In summary, these exciting findings from Oami et al (8) add to the increasing evidence of the essential role that autophagy plays in regulating inflammation and immunity. The impact of autophagy on immune regulation was already known in cancer and, with the present work, has now been established in sepsis. Their work is the first to demonstrate the linkage between T-cell autophagy and apoptosis in sepsis, that is, inhibiting autophagy accelerates T-cell apoptotic death. Inhibiting T-cell autophagy also increased the potent immunosuppressive cytokine IL-10, thereby underscoring the role of autophagy in modulating sepsis-induced inflammation. Collectively, these findings lead us to speculate that manipulation of autophagy could be a new therapeutic approach in sepsis. Drugs that regulate autophagy are in clinical trials in cancer and neurodegenerative diseases and could play a therapeutic role in sepsis as well.
Dr. Crouser’s institution received funding from Beckman Coulter. He received funding from Mallinckrodt Pharmaceutical, and he disclosed other support from the National Institutes of Health.

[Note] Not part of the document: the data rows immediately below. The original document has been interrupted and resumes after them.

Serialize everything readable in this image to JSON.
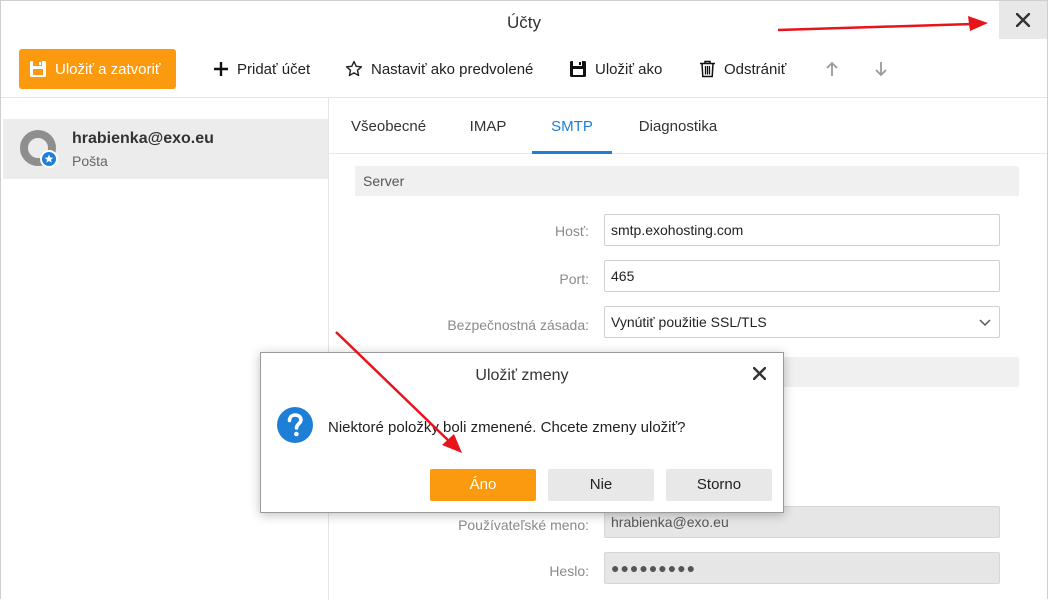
{
  "window": {
    "title": "Účty"
  },
  "toolbar": {
    "save_close": "Uložiť a zatvoriť",
    "add_account": "Pridať účet",
    "set_default": "Nastaviť ako predvolené",
    "save_as": "Uložiť ako",
    "delete": "Odstrániť"
  },
  "sidebar": {
    "account": {
      "name": "hrabienka@exo.eu",
      "type": "Pošta"
    }
  },
  "tabs": [
    {
      "label": "Všeobecné",
      "active": false
    },
    {
      "label": "IMAP",
      "active": false
    },
    {
      "label": "SMTP",
      "active": true
    },
    {
      "label": "Diagnostika",
      "active": false
    }
  ],
  "server": {
    "section_title": "Server",
    "host_label": "Hosť:",
    "host_value": "smtp.exohosting.com",
    "port_label": "Port:",
    "port_value": "465",
    "security_label": "Bezpečnostná zásada:",
    "security_value": "Vynútiť použitie SSL/TLS"
  },
  "auth": {
    "username_label": "Používateľské meno:",
    "username_value": "hrabienka@exo.eu",
    "password_label": "Heslo:",
    "password_value": "●●●●●●●●●"
  },
  "dialog": {
    "title": "Uložiť zmeny",
    "message": "Niektoré položky boli zmenené. Chcete zmeny uložiť?",
    "yes": "Áno",
    "no": "Nie",
    "cancel": "Storno"
  },
  "colors": {
    "accent": "#fb9a0e",
    "tab_active": "#1e7fd6",
    "question_icon": "#1e7fd6",
    "annotation_arrow": "#e8141b"
  }
}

*See also p. e77.
Dr. Hotchkiss has disclosed that he does not have any potential conflicts of interest.
Elliott D. Crouser, Division of Pulmonary Critical Care and Sleep Medicine The Ohio State University Wexner Medical Center Columbus, OH.
Richard S. Hotchkiss, Department of Anesthesiology Washington University in St Louis St Louis, MO.